Asteroid concerns have risen since the 55-foot-wide rock blew up over Chelyabinsk, Russia without warning. It got many U.S. lawmakers wondering what would happen if the same one would have hit our country.

Rep. Bill Posey, of Florida, said, “While a good segment of the country thinks we can just call Bruce Willis in, we don’t even have a shuttle anymore.”

Many blame the House and current Administration for the lack of preparedness. Posey said he was angered by their failure to back a $750 million infrared telescope orbiting Venus.

One reason the Russian meteor was not detected was because it came from the same direction as the sun, so land-based telescopes were useless.

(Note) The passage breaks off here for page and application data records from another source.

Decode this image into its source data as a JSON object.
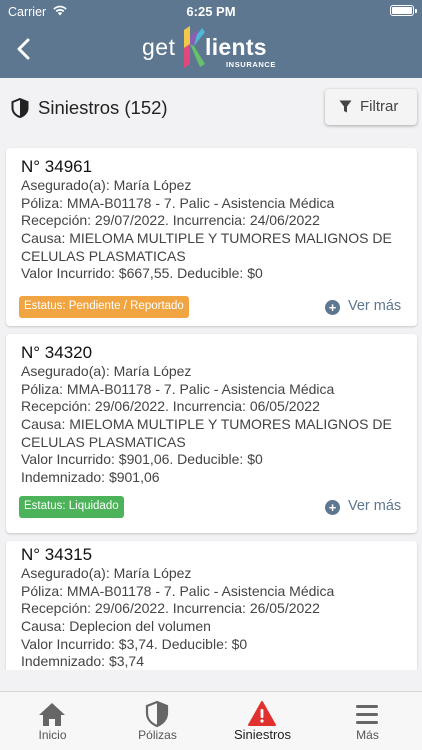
{
  "status_bar": {
    "carrier": "Carrier",
    "time": "6:25 PM"
  },
  "header": {
    "logo_get": "get",
    "logo_lients": "lients",
    "logo_sub": "INSURANCE",
    "back_icon": "chevron-left-icon"
  },
  "page": {
    "title": "Siniestros (152)",
    "title_icon": "shield-icon",
    "filter_label": "Filtrar",
    "filter_icon": "funnel-icon"
  },
  "claims": [
    {
      "number": "N° 34961",
      "lines": [
        "Asegurado(a): María López",
        "Póliza: MMA-B01178 - 7. Palic - Asistencia Médica",
        "Recepción: 29/07/2022. Incurrencia: 24/06/2022",
        "Causa: MIELOMA MULTIPLE Y TUMORES MALIGNOS DE",
        "CELULAS PLASMATICAS",
        "Valor Incurrido: $667,55. Deducible: $0"
      ],
      "status": "Estatus: Pendiente / Reportado",
      "status_color": "#f0a442",
      "more_label": "Ver más"
    },
    {
      "number": "N° 34320",
      "lines": [
        "Asegurado(a): María López",
        "Póliza: MMA-B01178 - 7. Palic - Asistencia Médica",
        "Recepción: 29/06/2022. Incurrencia: 06/05/2022",
        "Causa: MIELOMA MULTIPLE Y TUMORES MALIGNOS DE",
        "CELULAS PLASMATICAS",
        "Valor Incurrido: $901,06. Deducible: $0",
        "Indemnizado: $901,06"
      ],
      "status": "Estatus: Liquidado",
      "status_color": "#4cb35a",
      "more_label": "Ver más"
    },
    {
      "number": "N° 34315",
      "lines": [
        "Asegurado(a): María López",
        "Póliza: MMA-B01178 - 7. Palic - Asistencia Médica",
        "Recepción: 29/06/2022. Incurrencia: 26/05/2022",
        "Causa: Deplecion del volumen",
        "Valor Incurrido: $3,74. Deducible: $0",
        "Indemnizado: $3,74"
      ]
    }
  ],
  "tabs": [
    {
      "label": "Inicio",
      "icon": "home-icon"
    },
    {
      "label": "Pólizas",
      "icon": "shield-icon"
    },
    {
      "label": "Siniestros",
      "icon": "warning-icon",
      "active": true
    },
    {
      "label": "Más",
      "icon": "menu-icon"
    }
  ],
  "colors": {
    "primary": "#5e7791",
    "pending": "#f0a442",
    "settled": "#4cb35a",
    "alert": "#e0312e"
  }
}
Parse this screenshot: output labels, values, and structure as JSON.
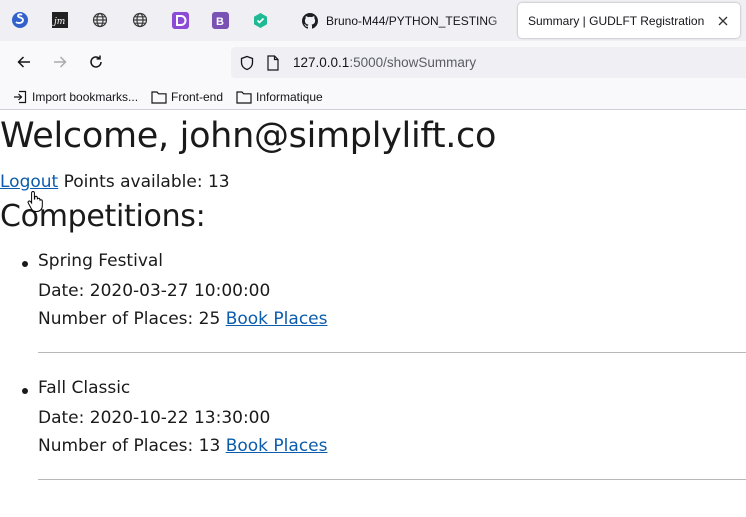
{
  "browser": {
    "pinned_tabs": [
      {
        "icon": "simplenote-icon",
        "color": "#3361cc"
      },
      {
        "icon": "jm-icon",
        "color": "#222222"
      },
      {
        "icon": "globe-icon",
        "color": "#3a3a3a"
      },
      {
        "icon": "globe-icon",
        "color": "#3a3a3a"
      },
      {
        "icon": "d-app-icon",
        "color": "#8c4bd6"
      },
      {
        "icon": "bootstrap-icon",
        "color": "#7952b3"
      },
      {
        "icon": "hexagon-app-icon",
        "color": "#1fb993"
      }
    ],
    "tabs": [
      {
        "title": "Bruno-M44/PYTHON_TESTING",
        "icon": "github-icon",
        "active": false
      },
      {
        "title": "Summary | GUDLFT Registration",
        "active": true
      }
    ],
    "url": {
      "host": "127.0.0.1",
      "rest": ":5000/showSummary"
    },
    "bookmarks": [
      {
        "label": "Import bookmarks...",
        "icon": "import-icon"
      },
      {
        "label": "Front-end",
        "icon": "folder-icon"
      },
      {
        "label": "Informatique",
        "icon": "folder-icon"
      }
    ]
  },
  "page": {
    "welcome": "Welcome, john@simplylift.co",
    "logout_label": "Logout",
    "points_text": "Points available: 13",
    "competitions_heading": "Competitions:",
    "competitions": [
      {
        "name": "Spring Festival",
        "date": "Date: 2020-03-27 10:00:00",
        "places_text": "Number of Places: 25",
        "book_label": "Book Places"
      },
      {
        "name": "Fall Classic",
        "date": "Date: 2020-10-22 13:30:00",
        "places_text": "Number of Places: 13",
        "book_label": "Book Places"
      }
    ]
  },
  "colors": {
    "link": "#0b5cad",
    "tabstrip": "#f0f0f4",
    "toolbar": "#f9f9fb"
  }
}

At the meeting, the Committee learned that an asteroid only 55-feet-wide has the ability to flatten an entire city. Russian’s meteor exploded 56 feet above ground, so the effect was less.

Currently, the ability to detect a deadly asteroid seems pretty hopeless, as Bolden said it would take untill 2030 to identify 90 percent of near-Earth objects between 140 meters and 1 kilometer in width, even with a funding of $20 million a year.

White House science adviser John Holdren said there is a slim chance of an object hitting Earth and causing casualties, but since the consequences are so large, we need to take it seriously.

“The odds of a near-Earth object strike causing massive casualties and destruction of infrastructure are very small, but the potential consequences of such an event are so large that it makes sense to take the risk seriously,” Holdren said.

He said the most useful project would be to put an infrared-sensing telescope in a Venus-like orbit, similar to the Sentinel Space Telescope being developed by nonprofit B612 Foundation.

He said of the Russian asteroid: “It came from a direction where our [existing] telescopes could not look. We cannot look in the sun.”

The cost of creating the telescope stands at $750 million, compared to the administration’s $2 billion plan to send astronauts to a near-Earth asteroid by 2025.

Bolden said the building of a telescope is more important.

“The president has a plan. But that plan is incremental. And if we want to save the planet, because I think that’s what we’re talking about, then we have  to get together...and decide how we’re going to execute that plan.”

CBS, DailyMail